Break time, and when we’re back, Kingston is destroying Compton with the chair and Steen has a ladder. Steen is happy.
He props it up in the corner, but Homicide turns the attention elsewhere with a tornado DDT. He tries to faceplant Steen into the ladder, but Steen blocks and the ladder bends. A back bodydrop later, Homicide’s body appears to finish the ladder off. Steen goes up top and waits for Kingston to get up, but he’s cut off. Compton slips inside and DDTs him as Corino and Kelly discuss Compton’s recent KFC commercial?! Interesting. More interesting: He sets up a chair and drop toeholds Kingston into it. Homicide comes in wearing a bunch of streamers, and Compton tosses him for a second ladder bump. Compton follows up with a Michinoku driver, then vacates the premises, only to return with a second, hopefully sturdier ladder. He DDTs Homicide, rolls him onto the old ladder, then sets up the new one?! Kingston stops the insanity by pushing it over and crotching Compton on the ropes as one of the announcers makes a “landed right on his ding-ding” reference. Steen’s back in, but Homicide hits the Ace Crusher on him onto the ladder. Steen fights off Kingston while Homicide is up top, uses Kingston to knock Homicide down and, while Homicide is in a predicament in the corner, Steen F-5s Kingston onto a ladder for the win.
Technical Merit: I mean … it was a street fight. A few cool spots and moves, though.
Artistic Impression: Chair shots, ladders, finishers onto ladders, etc. A cool story if you’re into that sort of thing.
TOTAL SCORE: *3/4
Steen goes for a postmatch handshake with his partner, but Compton rejects it and leaves. Outlaw Inc. briefly ponders taking advantage of the 2-on-1 with Steen, who has a ladder in hand, but the heels dip out to finish the show.
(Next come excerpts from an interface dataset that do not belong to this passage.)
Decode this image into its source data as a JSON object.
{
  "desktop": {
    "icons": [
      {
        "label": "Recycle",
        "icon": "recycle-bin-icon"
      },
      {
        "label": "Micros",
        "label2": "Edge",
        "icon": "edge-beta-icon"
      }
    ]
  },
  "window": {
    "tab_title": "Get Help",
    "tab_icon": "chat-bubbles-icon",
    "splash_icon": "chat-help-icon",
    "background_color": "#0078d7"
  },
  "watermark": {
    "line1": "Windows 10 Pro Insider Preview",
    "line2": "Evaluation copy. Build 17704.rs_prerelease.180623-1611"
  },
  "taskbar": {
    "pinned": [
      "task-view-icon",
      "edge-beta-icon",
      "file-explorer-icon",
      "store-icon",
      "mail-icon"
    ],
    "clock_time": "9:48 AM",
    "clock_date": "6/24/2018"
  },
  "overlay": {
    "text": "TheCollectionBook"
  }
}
Wimps.
Check back next week for more ROH, and come back Monday morning for a review of WWE Payback. In the meantime, please place any thoughts/comments below, and follow The Champ on Twitter @jpetrie18.